* _What to do_:
Find and copy each line of the records where the string "Formación" shows up.

(Beginning of Material for the task)

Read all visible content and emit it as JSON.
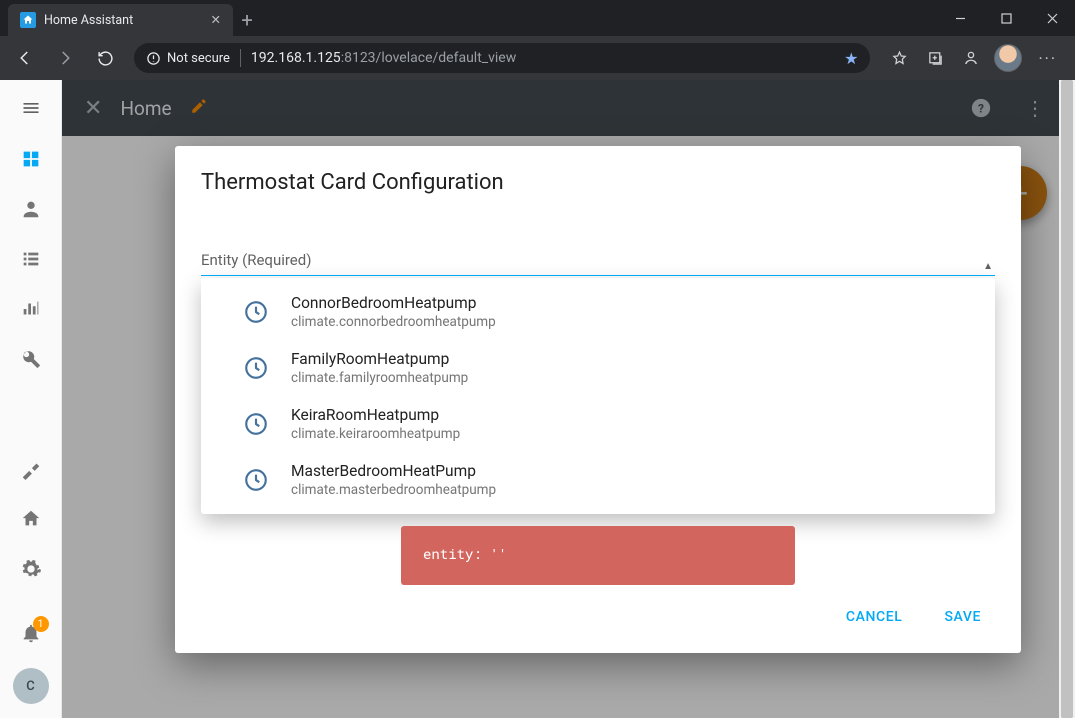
{
  "browser": {
    "tab_title": "Home Assistant",
    "url_insecure_label": "Not secure",
    "url_host": "192.168.1.125",
    "url_path": ":8123/lovelace/default_view"
  },
  "sidebar": {
    "notify_count": "1",
    "user_initial": "C"
  },
  "topbar": {
    "title": "Home"
  },
  "modal": {
    "title": "Thermostat Card Configuration",
    "field_label": "Entity (Required)",
    "options": [
      {
        "name": "ConnorBedroomHeatpump",
        "id": "climate.connorbedroomheatpump"
      },
      {
        "name": "FamilyRoomHeatpump",
        "id": "climate.familyroomheatpump"
      },
      {
        "name": "KeiraRoomHeatpump",
        "id": "climate.keiraroomheatpump"
      },
      {
        "name": "MasterBedroomHeatPump",
        "id": "climate.masterbedroomheatpump"
      }
    ],
    "code_snippet": "entity: ''",
    "cancel": "CANCEL",
    "save": "SAVE"
  }
}
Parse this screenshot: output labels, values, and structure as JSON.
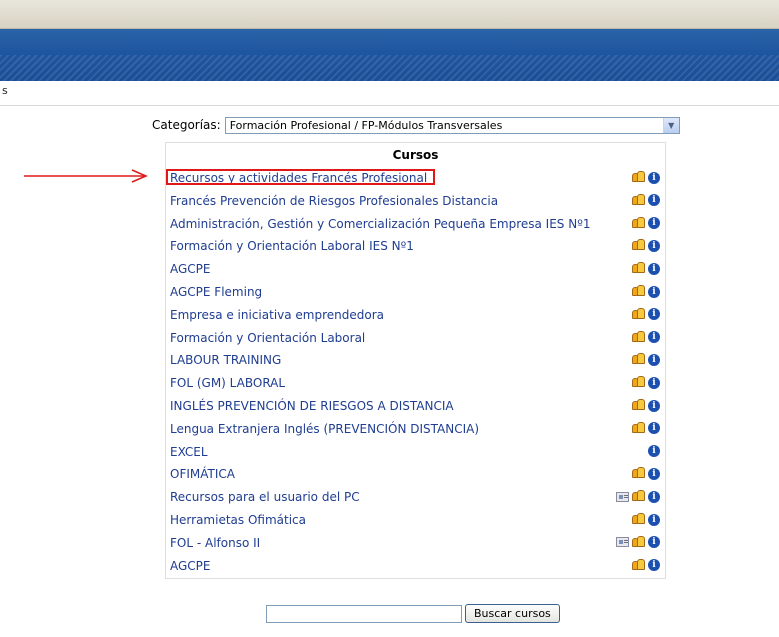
{
  "breadcrumb": "s",
  "categories": {
    "label": "Categorías:",
    "selected": "Formación Profesional / FP-Módulos Transversales"
  },
  "courses": {
    "header": "Cursos",
    "items": [
      {
        "name": "Recursos y actividades Francés Profesional",
        "icons": [
          "guest",
          "info"
        ]
      },
      {
        "name": "Francés Prevención de Riesgos Profesionales Distancia",
        "icons": [
          "guest",
          "info"
        ]
      },
      {
        "name": "Administración, Gestión y Comercialización Pequeña Empresa IES Nº1",
        "icons": [
          "guest",
          "info"
        ]
      },
      {
        "name": "Formación y Orientación Laboral IES Nº1",
        "icons": [
          "guest",
          "info"
        ]
      },
      {
        "name": "AGCPE",
        "icons": [
          "guest",
          "info"
        ]
      },
      {
        "name": "AGCPE Fleming",
        "icons": [
          "guest",
          "info"
        ]
      },
      {
        "name": "Empresa e iniciativa emprendedora",
        "icons": [
          "guest",
          "info"
        ]
      },
      {
        "name": "Formación y Orientación Laboral",
        "icons": [
          "guest",
          "info"
        ]
      },
      {
        "name": "LABOUR TRAINING",
        "icons": [
          "guest",
          "info"
        ]
      },
      {
        "name": "FOL (GM) LABORAL",
        "icons": [
          "guest",
          "info"
        ]
      },
      {
        "name": "INGLÉS PREVENCIÓN DE RIESGOS A DISTANCIA",
        "icons": [
          "guest",
          "info"
        ]
      },
      {
        "name": "Lengua Extranjera Inglés (PREVENCIÓN DISTANCIA)",
        "icons": [
          "guest",
          "info"
        ]
      },
      {
        "name": "EXCEL",
        "icons": [
          "info"
        ]
      },
      {
        "name": "OFIMÁTICA",
        "icons": [
          "guest",
          "info"
        ]
      },
      {
        "name": "Recursos para el usuario del PC",
        "icons": [
          "key",
          "guest",
          "info"
        ]
      },
      {
        "name": "Herramietas Ofimática",
        "icons": [
          "guest",
          "info"
        ]
      },
      {
        "name": "FOL - Alfonso II",
        "icons": [
          "key",
          "guest",
          "info"
        ]
      },
      {
        "name": "AGCPE",
        "icons": [
          "guest",
          "info"
        ]
      }
    ]
  },
  "search": {
    "value": "",
    "button_label": "Buscar cursos"
  },
  "colors": {
    "link": "#1f3d91",
    "banner": "#1f56a0",
    "highlight": "#e01818",
    "info_icon": "#1b4fb0"
  }
}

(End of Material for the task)

* _Task solution_:
    "selected": "Formación Profesional / FP-Módulos Transversales"
        "name": "Formación y Orientación Laboral IES Nº1",
        "name": "Formación y Orientación Laboral",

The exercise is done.